Other conservation projects include the weaving and embroidery of historically accurate or appropriate covers for several key pieces of furniture, including a daybed, fire screen, and bergère once owned by Marie Antoinette. New damask
hangings were woven for a state bed, and its gilt wood frame by Georges Jacob has been restored. This will be a new addition to the gallery formerly known as the Sèvres Gallery, transforming it to a proper period room. Restoration work has also been carried out on the important Bernstorff suite of furniture, and the curtains have been replaced with historically appropriate hand-stitched ones. New
panes of hand-blown glass have been installed in the French doors throughout the galleries.
The renovations of The Wrightsman Galleries have been overseen by Ian Wardropper, Iris and B. Gerald Cantor Chairman, and Daniëlle O. Kisluk-
Grosheide, Curator, with support from Curator Jeffrey Munger and Assistant Curator Melinda Watt, all of the Metropolitan Museum's Department of European Sculpture and Decorative Arts.

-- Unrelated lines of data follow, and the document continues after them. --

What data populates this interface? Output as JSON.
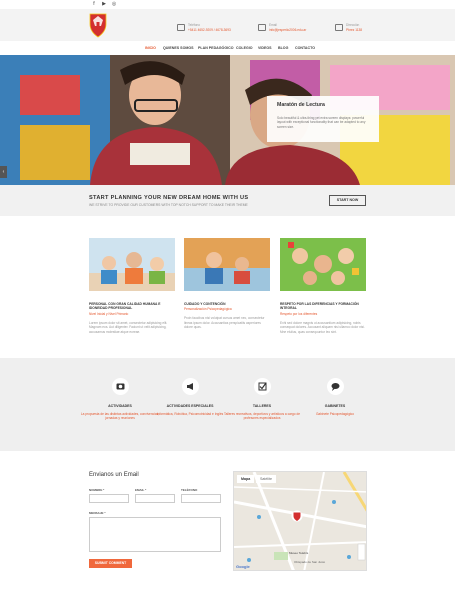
{
  "social": [
    "f",
    "▶",
    "◎"
  ],
  "header": {
    "phone_label": "Teléfono",
    "phone": "+5411 4652-9209 / 4678-3693",
    "email_label": "Email",
    "email": "info@jesperiio2006.edu.ar",
    "dir_label": "Dirección",
    "dir": "Pbrez 1138"
  },
  "nav": [
    "INICIO",
    "QUIENES SOMOS",
    "PLAN PEDAGÓGICO",
    "COLEGIO",
    "VIDEOS",
    "BLOG",
    "CONTACTO"
  ],
  "hero": {
    "title": "Maratón de Lectura",
    "text": "Solo beautiful & ultra-thing yet extra screen displays: powerful layout with exceptional functionality that can be adapted to any screen size."
  },
  "cta": {
    "title": "START PLANNING YOUR NEW DREAM HOME WITH US",
    "sub": "WE STRIVE TO PROVIDE OUR CUSTOMERS WITH TOP NOTCH SUPPORT TO MAKE THEIR THEME",
    "button": "START NOW"
  },
  "cards": [
    {
      "title": "PERSONAL CON GRAN CALIDAD HUMANA E IDONEIDAD PROFESIONAL",
      "sub": "Nivel Inicial y Nivel Primario",
      "text": "Lorem ipsum dolor sit amet, consectetur adipisicing elit. Magnam eos. Aut diligenter. Faciunt ut velit adipisicing, accusamus molestiae atque eoreae."
    },
    {
      "title": "CUIDADO Y CONTENCIÓN",
      "sub": "Personalización Psicopedagógica",
      "text": "Proin faucibus nisi volutpat cursus amet nec, consectetur lineas ipsum dolor. Accusantias perspicatiis asperiores dolore quas."
    },
    {
      "title": "RESPETO POR LAS DIFERENCIAS Y FORMACIÓN INTEGRAL",
      "sub": "Respeto por los diferentes",
      "text": "Exhi sed dolore magnis ut accusantium adipisicing, nobis consequat dolores. Accusant aliquam nisi ullamco dolor nisi. Mne elulius, quas consequuntur leo sint."
    }
  ],
  "features": [
    {
      "icon": "camera-icon",
      "glyph": "◘",
      "title": "ACTIVIDADES",
      "text": "La propuesta de las distintas actividades, convivencias, jornadas y reuniones"
    },
    {
      "icon": "megaphone-icon",
      "glyph": "◉",
      "title": "ACTIVIDADES ESPECIALES",
      "text": "Informática, Robótica, Psicomotricidad e Inglés"
    },
    {
      "icon": "checkbox-icon",
      "glyph": "☑",
      "title": "TALLERES",
      "text": "Talleres recreativos, deportivos y artísticos a cargo de profesores especializados"
    },
    {
      "icon": "chat-icon",
      "glyph": "●",
      "title": "GABINETES",
      "text": "Gabinete Psicopedagógico"
    }
  ],
  "form": {
    "title": "Envianos un Email",
    "nombre": "NOMBRE *",
    "email": "EMAIL *",
    "telefono": "TELÉFONO",
    "mensaje": "MENSAJE *",
    "submit": "SUBMIT COMMENT"
  },
  "map": {
    "tab1": "Mapa",
    "tab2": "Satélite",
    "place1": "Museo Telebís",
    "place2": "Obispado de San Justo",
    "google": "Google"
  }
}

Additional design work has been provided by Michael Langley, Senior Exhibition Designer; graphics are by Barbara Weiss, Senior Graphic Designer; and lighting is by Clint Ross Coller and Richard Lichte, Senior Lighting Designers, all of the Metropolitan Museum's Design Department.
A variety of education programs will be offered in conjunction with the reopening, including an evening for educators on January 18. A symposium about French period rooms will be held in honor of the reopening of The Wrightsman Galleries on February 15.
October 29, 2007